== Records for this task ==

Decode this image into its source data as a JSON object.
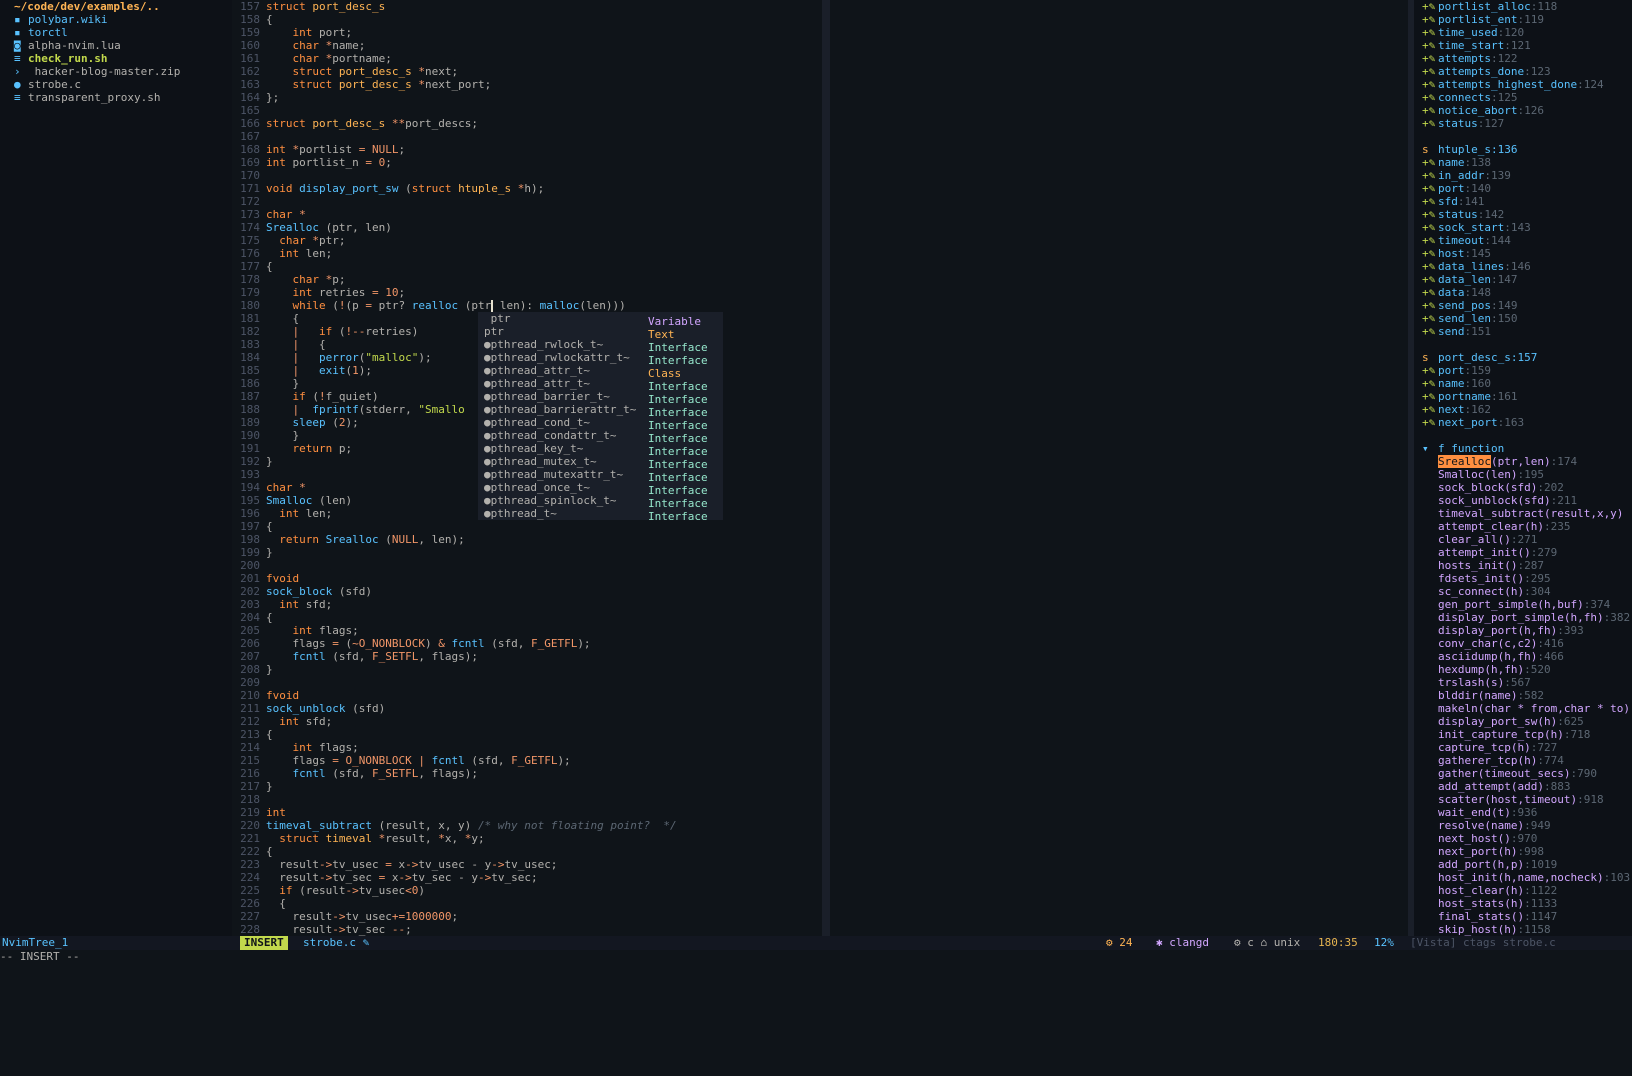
{
  "tree": {
    "root": "~/code/dev/examples/..",
    "items": [
      {
        "icon": "folder-icon",
        "glyph": "▪",
        "label": "polybar.wiki",
        "kind": "dir"
      },
      {
        "icon": "folder-icon",
        "glyph": "▪",
        "label": "torctl",
        "kind": "dir"
      },
      {
        "icon": "lua-file-icon",
        "glyph": "◙",
        "label": "alpha-nvim.lua",
        "kind": "file"
      },
      {
        "icon": "shell-file-icon",
        "glyph": "≡",
        "label": "check_run.sh",
        "kind": "exec"
      },
      {
        "icon": "archive-file-icon",
        "glyph": "›",
        "label": " hacker-blog-master.zip",
        "kind": "file"
      },
      {
        "icon": "c-file-icon",
        "glyph": "●",
        "label": "strobe.c",
        "kind": "file"
      },
      {
        "icon": "shell-file-icon",
        "glyph": "≡",
        "label": "transparent_proxy.sh",
        "kind": "file"
      }
    ]
  },
  "editor": {
    "lines": [
      {
        "n": "157",
        "t": "struct port_desc_s"
      },
      {
        "n": "158",
        "t": "{"
      },
      {
        "n": "159",
        "t": "    int port;"
      },
      {
        "n": "160",
        "t": "    char *name;"
      },
      {
        "n": "161",
        "t": "    char *portname;"
      },
      {
        "n": "162",
        "t": "    struct port_desc_s *next;"
      },
      {
        "n": "163",
        "t": "    struct port_desc_s *next_port;"
      },
      {
        "n": "164",
        "t": "};"
      },
      {
        "n": "165",
        "t": ""
      },
      {
        "n": "166",
        "t": "struct port_desc_s **port_descs;"
      },
      {
        "n": "167",
        "t": ""
      },
      {
        "n": "168",
        "t": "int *portlist = NULL;"
      },
      {
        "n": "169",
        "t": "int portlist_n = 0;"
      },
      {
        "n": "170",
        "t": ""
      },
      {
        "n": "171",
        "t": "void display_port_sw (struct htuple_s *h);"
      },
      {
        "n": "172",
        "t": ""
      },
      {
        "n": "173",
        "t": "char *"
      },
      {
        "n": "174",
        "t": "Srealloc (ptr, len)"
      },
      {
        "n": "175",
        "t": "  char *ptr;"
      },
      {
        "n": "176",
        "t": "  int len;"
      },
      {
        "n": "177",
        "t": "{"
      },
      {
        "n": "178",
        "t": "    char *p;"
      },
      {
        "n": "179",
        "t": "    int retries = 10;"
      },
      {
        "n": "180",
        "t": "    while (!(p = ptr? realloc (ptr  len): malloc(len)))"
      },
      {
        "n": "181",
        "t": "    {"
      },
      {
        "n": "182",
        "t": "    |   if (!--retries)"
      },
      {
        "n": "183",
        "t": "    |   {"
      },
      {
        "n": "184",
        "t": "    |   perror(\"malloc\");"
      },
      {
        "n": "185",
        "t": "    |   exit(1);"
      },
      {
        "n": "186",
        "t": "    }"
      },
      {
        "n": "187",
        "t": "    if (!f_quiet)"
      },
      {
        "n": "188",
        "t": "    |  fprintf(stderr, \"Smallo                       eping\\n\", len);"
      },
      {
        "n": "189",
        "t": "    sleep (2);"
      },
      {
        "n": "190",
        "t": "    }"
      },
      {
        "n": "191",
        "t": "    return p;"
      },
      {
        "n": "192",
        "t": "}"
      },
      {
        "n": "193",
        "t": ""
      },
      {
        "n": "194",
        "t": "char *"
      },
      {
        "n": "195",
        "t": "Smalloc (len)"
      },
      {
        "n": "196",
        "t": "  int len;"
      },
      {
        "n": "197",
        "t": "{"
      },
      {
        "n": "198",
        "t": "  return Srealloc (NULL, len);"
      },
      {
        "n": "199",
        "t": "}"
      },
      {
        "n": "200",
        "t": ""
      },
      {
        "n": "201",
        "t": "fvoid"
      },
      {
        "n": "202",
        "t": "sock_block (sfd)"
      },
      {
        "n": "203",
        "t": "  int sfd;"
      },
      {
        "n": "204",
        "t": "{"
      },
      {
        "n": "205",
        "t": "    int flags;"
      },
      {
        "n": "206",
        "t": "    flags = (~O_NONBLOCK) & fcntl (sfd, F_GETFL);"
      },
      {
        "n": "207",
        "t": "    fcntl (sfd, F_SETFL, flags);"
      },
      {
        "n": "208",
        "t": "}"
      },
      {
        "n": "209",
        "t": ""
      },
      {
        "n": "210",
        "t": "fvoid"
      },
      {
        "n": "211",
        "t": "sock_unblock (sfd)"
      },
      {
        "n": "212",
        "t": "  int sfd;"
      },
      {
        "n": "213",
        "t": "{"
      },
      {
        "n": "214",
        "t": "    int flags;"
      },
      {
        "n": "215",
        "t": "    flags = O_NONBLOCK | fcntl (sfd, F_GETFL);"
      },
      {
        "n": "216",
        "t": "    fcntl (sfd, F_SETFL, flags);"
      },
      {
        "n": "217",
        "t": "}"
      },
      {
        "n": "218",
        "t": ""
      },
      {
        "n": "219",
        "t": "int"
      },
      {
        "n": "220",
        "t": "timeval_subtract (result, x, y) /* why not floating point?  */"
      },
      {
        "n": "221",
        "t": "  struct timeval *result, *x, *y;"
      },
      {
        "n": "222",
        "t": "{"
      },
      {
        "n": "223",
        "t": "  result->tv_usec = x->tv_usec - y->tv_usec;"
      },
      {
        "n": "224",
        "t": "  result->tv_sec = x->tv_sec - y->tv_sec;"
      },
      {
        "n": "225",
        "t": "  if (result->tv_usec<0)"
      },
      {
        "n": "226",
        "t": "  {"
      },
      {
        "n": "227",
        "t": "    result->tv_usec+=1000000;"
      },
      {
        "n": "228",
        "t": "    result->tv_sec --;"
      }
    ]
  },
  "popup": {
    "items": [
      {
        "label": " ptr",
        "kind": "Variable",
        "cls": "var"
      },
      {
        "label": "ptr",
        "kind": "Text",
        "cls": "text"
      },
      {
        "label": "●pthread_rwlock_t~",
        "kind": "Interface",
        "cls": ""
      },
      {
        "label": "●pthread_rwlockattr_t~",
        "kind": "Interface",
        "cls": ""
      },
      {
        "label": "●pthread_attr_t~",
        "kind": "Class",
        "cls": "class"
      },
      {
        "label": "●pthread_attr_t~",
        "kind": "Interface",
        "cls": ""
      },
      {
        "label": "●pthread_barrier_t~",
        "kind": "Interface",
        "cls": ""
      },
      {
        "label": "●pthread_barrierattr_t~",
        "kind": "Interface",
        "cls": ""
      },
      {
        "label": "●pthread_cond_t~",
        "kind": "Interface",
        "cls": ""
      },
      {
        "label": "●pthread_condattr_t~",
        "kind": "Interface",
        "cls": ""
      },
      {
        "label": "●pthread_key_t~",
        "kind": "Interface",
        "cls": ""
      },
      {
        "label": "●pthread_mutex_t~",
        "kind": "Interface",
        "cls": ""
      },
      {
        "label": "●pthread_mutexattr_t~",
        "kind": "Interface",
        "cls": ""
      },
      {
        "label": "●pthread_once_t~",
        "kind": "Interface",
        "cls": ""
      },
      {
        "label": "●pthread_spinlock_t~",
        "kind": "Interface",
        "cls": ""
      },
      {
        "label": "●pthread_t~",
        "kind": "Interface",
        "cls": ""
      }
    ]
  },
  "vista": {
    "lines": [
      {
        "type": "field",
        "name": "portlist_alloc",
        "num": "118"
      },
      {
        "type": "field",
        "name": "portlist_ent",
        "num": "119"
      },
      {
        "type": "field",
        "name": "time_used",
        "num": "120"
      },
      {
        "type": "field",
        "name": "time_start",
        "num": "121"
      },
      {
        "type": "field",
        "name": "attempts",
        "num": "122"
      },
      {
        "type": "field",
        "name": "attempts_done",
        "num": "123"
      },
      {
        "type": "field",
        "name": "attempts_highest_done",
        "num": "124"
      },
      {
        "type": "field",
        "name": "connects",
        "num": "125"
      },
      {
        "type": "field",
        "name": "notice_abort",
        "num": "126"
      },
      {
        "type": "field",
        "name": "status",
        "num": "127"
      },
      {
        "type": "blank",
        "name": "",
        "num": ""
      },
      {
        "type": "struct",
        "name": "htuple_s",
        "num": "136"
      },
      {
        "type": "field",
        "name": "name",
        "num": "138"
      },
      {
        "type": "field",
        "name": "in_addr",
        "num": "139"
      },
      {
        "type": "field",
        "name": "port",
        "num": "140"
      },
      {
        "type": "field",
        "name": "sfd",
        "num": "141"
      },
      {
        "type": "field",
        "name": "status",
        "num": "142"
      },
      {
        "type": "field",
        "name": "sock_start",
        "num": "143"
      },
      {
        "type": "field",
        "name": "timeout",
        "num": "144"
      },
      {
        "type": "field",
        "name": "host",
        "num": "145"
      },
      {
        "type": "field",
        "name": "data_lines",
        "num": "146"
      },
      {
        "type": "field",
        "name": "data_len",
        "num": "147"
      },
      {
        "type": "field",
        "name": "data",
        "num": "148"
      },
      {
        "type": "field",
        "name": "send_pos",
        "num": "149"
      },
      {
        "type": "field",
        "name": "send_len",
        "num": "150"
      },
      {
        "type": "field",
        "name": "send",
        "num": "151"
      },
      {
        "type": "blank",
        "name": "",
        "num": ""
      },
      {
        "type": "struct",
        "name": "port_desc_s",
        "num": "157"
      },
      {
        "type": "field",
        "name": "port",
        "num": "159"
      },
      {
        "type": "field",
        "name": "name",
        "num": "160"
      },
      {
        "type": "field",
        "name": "portname",
        "num": "161"
      },
      {
        "type": "field",
        "name": "next",
        "num": "162"
      },
      {
        "type": "field",
        "name": "next_port",
        "num": "163"
      },
      {
        "type": "blank",
        "name": "",
        "num": ""
      },
      {
        "type": "group",
        "name": "f function",
        "num": ""
      },
      {
        "type": "fnhl",
        "name": "Srealloc",
        "rest": "(ptr,len)",
        "num": "174"
      },
      {
        "type": "fn",
        "name": "Smalloc(len)",
        "num": "195"
      },
      {
        "type": "fn",
        "name": "sock_block(sfd)",
        "num": "202"
      },
      {
        "type": "fn",
        "name": "sock_unblock(sfd)",
        "num": "211"
      },
      {
        "type": "fn",
        "name": "timeval_subtract(result,x,y)",
        "num": ""
      },
      {
        "type": "fn",
        "name": "attempt_clear(h)",
        "num": "235"
      },
      {
        "type": "fn",
        "name": "clear_all()",
        "num": "271"
      },
      {
        "type": "fn",
        "name": "attempt_init()",
        "num": "279"
      },
      {
        "type": "fn",
        "name": "hosts_init()",
        "num": "287"
      },
      {
        "type": "fn",
        "name": "fdsets_init()",
        "num": "295"
      },
      {
        "type": "fn",
        "name": "sc_connect(h)",
        "num": "304"
      },
      {
        "type": "fn",
        "name": "gen_port_simple(h,buf)",
        "num": "374"
      },
      {
        "type": "fn",
        "name": "display_port_simple(h,fh)",
        "num": "382"
      },
      {
        "type": "fn",
        "name": "display_port(h,fh)",
        "num": "393"
      },
      {
        "type": "fn",
        "name": "conv_char(c,c2)",
        "num": "416"
      },
      {
        "type": "fn",
        "name": "asciidump(h,fh)",
        "num": "466"
      },
      {
        "type": "fn",
        "name": "hexdump(h,fh)",
        "num": "520"
      },
      {
        "type": "fn",
        "name": "trslash(s)",
        "num": "567"
      },
      {
        "type": "fn",
        "name": "blddir(name)",
        "num": "582"
      },
      {
        "type": "fn",
        "name": "makeln(char * from,char * to)",
        "num": ""
      },
      {
        "type": "fn",
        "name": "display_port_sw(h)",
        "num": "625"
      },
      {
        "type": "fn",
        "name": "init_capture_tcp(h)",
        "num": "718"
      },
      {
        "type": "fn",
        "name": "capture_tcp(h)",
        "num": "727"
      },
      {
        "type": "fn",
        "name": "gatherer_tcp(h)",
        "num": "774"
      },
      {
        "type": "fn",
        "name": "gather(timeout_secs)",
        "num": "790"
      },
      {
        "type": "fn",
        "name": "add_attempt(add)",
        "num": "883"
      },
      {
        "type": "fn",
        "name": "scatter(host,timeout)",
        "num": "918"
      },
      {
        "type": "fn",
        "name": "wait_end(t)",
        "num": "936"
      },
      {
        "type": "fn",
        "name": "resolve(name)",
        "num": "949"
      },
      {
        "type": "fn",
        "name": "next_host()",
        "num": "970"
      },
      {
        "type": "fn",
        "name": "next_port(h)",
        "num": "998"
      },
      {
        "type": "fn",
        "name": "add_port(h,p)",
        "num": "1019"
      },
      {
        "type": "fn",
        "name": "host_init(h,name,nocheck)",
        "num": "103"
      },
      {
        "type": "fn",
        "name": "host_clear(h)",
        "num": "1122"
      },
      {
        "type": "fn",
        "name": "host_stats(h)",
        "num": "1133"
      },
      {
        "type": "fn",
        "name": "final_stats()",
        "num": "1147"
      },
      {
        "type": "fn",
        "name": "skip_host(h)",
        "num": "1158"
      }
    ]
  },
  "status": {
    "tree": "NvimTree_1",
    "mode": "INSERT",
    "file": "strobe.c ✎",
    "diag": "⚙ 24",
    "lsp": "✱ clangd",
    "ft": "⚙ c ⌂ unix",
    "pos": "180:35",
    "pct": "12%",
    "vista": "[Vista] ctags strobe.c"
  },
  "cmdline": "-- INSERT --"
}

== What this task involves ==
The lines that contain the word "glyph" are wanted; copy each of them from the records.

== Answer section ==
        "glyph": "▪",
        "glyph": "▪",
        "glyph": "◙",
        "glyph": "≡",
        "glyph": "›",
        "glyph": "●",
        "glyph": "≡",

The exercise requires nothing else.